Bile in the digestive system exists primarily to facilitate fat absorption in the small intestine, and then send digested fats elsewhere in the body. Although the small intestine is the central area of bile activity, bile is created in specialized cells called hepatocytes, which are found in the liver. The quantity of bile produced following ingestion of food depends on the type and volume of food that enters the digestive system.
Bile production begins in bile channels, also called canaliculi. The process begins upon ingestion of food that, in turn, signals the digestive system to begin working. Most bile is formed in liver cells, and the volume and rate of bile production depends on the rate at which bile-forming acids are released into bile channels. Although the quantity of bile produced varies slightly among individuals, approximately 3 grams of the viscous digestive fluid are created at a time.
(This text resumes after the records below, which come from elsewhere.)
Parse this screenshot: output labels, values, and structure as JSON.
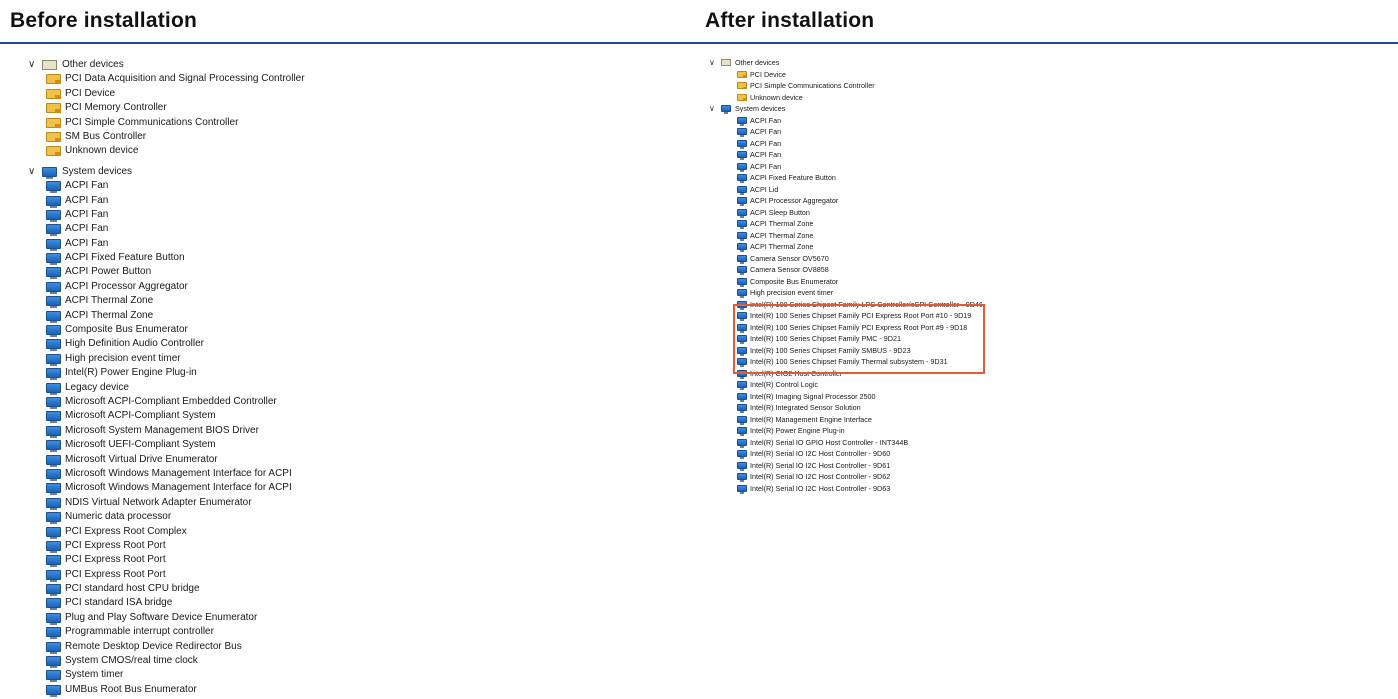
{
  "headers": {
    "before": "Before installation",
    "after": "After installation"
  },
  "before": {
    "other_category": "Other devices",
    "other_devices": [
      "PCI Data Acquisition and Signal Processing Controller",
      "PCI Device",
      "PCI Memory Controller",
      "PCI Simple Communications Controller",
      "SM Bus Controller",
      "Unknown device"
    ],
    "system_category": "System devices",
    "system_devices": [
      "ACPI Fan",
      "ACPI Fan",
      "ACPI Fan",
      "ACPI Fan",
      "ACPI Fan",
      "ACPI Fixed Feature Button",
      "ACPI Power Button",
      "ACPI Processor Aggregator",
      "ACPI Thermal Zone",
      "ACPI Thermal Zone",
      "Composite Bus Enumerator",
      "High Definition Audio Controller",
      "High precision event timer",
      "Intel(R) Power Engine Plug-in",
      "Legacy device",
      "Microsoft ACPI-Compliant Embedded Controller",
      "Microsoft ACPI-Compliant System",
      "Microsoft System Management BIOS Driver",
      "Microsoft UEFI-Compliant System",
      "Microsoft Virtual Drive Enumerator",
      "Microsoft Windows Management Interface for ACPI",
      "Microsoft Windows Management Interface for ACPI",
      "NDIS Virtual Network Adapter Enumerator",
      "Numeric data processor",
      "PCI Express Root Complex",
      "PCI Express Root Port",
      "PCI Express Root Port",
      "PCI Express Root Port",
      "PCI standard host CPU bridge",
      "PCI standard ISA bridge",
      "Plug and Play Software Device Enumerator",
      "Programmable interrupt controller",
      "Remote Desktop Device Redirector Bus",
      "System CMOS/real time clock",
      "System timer",
      "UMBus Root Bus Enumerator"
    ]
  },
  "after": {
    "other_category": "Other devices",
    "other_devices": [
      "PCI Device",
      "PCI Simple Communications Controller",
      "Unknown device"
    ],
    "system_category": "System devices",
    "system_devices": [
      "ACPI Fan",
      "ACPI Fan",
      "ACPI Fan",
      "ACPI Fan",
      "ACPI Fan",
      "ACPI Fixed Feature Button",
      "ACPI Lid",
      "ACPI Processor Aggregator",
      "ACPI Sleep Button",
      "ACPI Thermal Zone",
      "ACPI Thermal Zone",
      "ACPI Thermal Zone",
      "Camera Sensor OV5670",
      "Camera Sensor OV8858",
      "Composite Bus Enumerator",
      "High precision event timer",
      "Intel(R) 100 Series Chipset Family LPC Controller/eSPI Controller - 9D46",
      "Intel(R) 100 Series Chipset Family PCI Express Root Port #10 - 9D19",
      "Intel(R) 100 Series Chipset Family PCI Express Root Port #9 - 9D18",
      "Intel(R) 100 Series Chipset Family PMC - 9D21",
      "Intel(R) 100 Series Chipset Family SMBUS - 9D23",
      "Intel(R) 100 Series Chipset Family Thermal subsystem - 9D31",
      "Intel(R) CIO2 Host Controller",
      "Intel(R) Control Logic",
      "Intel(R) Imaging Signal Processor 2500",
      "Intel(R) Integrated Sensor Solution",
      "Intel(R) Management Engine Interface",
      "Intel(R) Power Engine Plug-in",
      "Intel(R) Serial IO GPIO Host Controller - INT344B",
      "Intel(R) Serial IO I2C Host Controller - 9D60",
      "Intel(R) Serial IO I2C Host Controller - 9D61",
      "Intel(R) Serial IO I2C Host Controller - 9D62",
      "Intel(R) Serial IO I2C Host Controller - 9D63"
    ]
  },
  "icons": {
    "expand": "chevron-down-icon",
    "category_other": "unknown-devices-icon",
    "category_system": "computer-icon",
    "device_other": "warning-device-icon",
    "device_system": "system-device-icon"
  },
  "colors": {
    "header_rule": "#1f4e8c",
    "highlight": "#e05a3c",
    "device_icon": "#2f7bd6"
  }
}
Bile production is triggered through a complex process, which begins with the activation and production of certain chemicals and hormones. Before producing bile, liver cells create sodium, which in turn determines the quantity of bile produced. Bile generation is also controlled by the actions of intestinal hormones, such as secretin, gastrin and CCK. These elements work together to create a thick, viscous substance (bile), which is then diluted with water.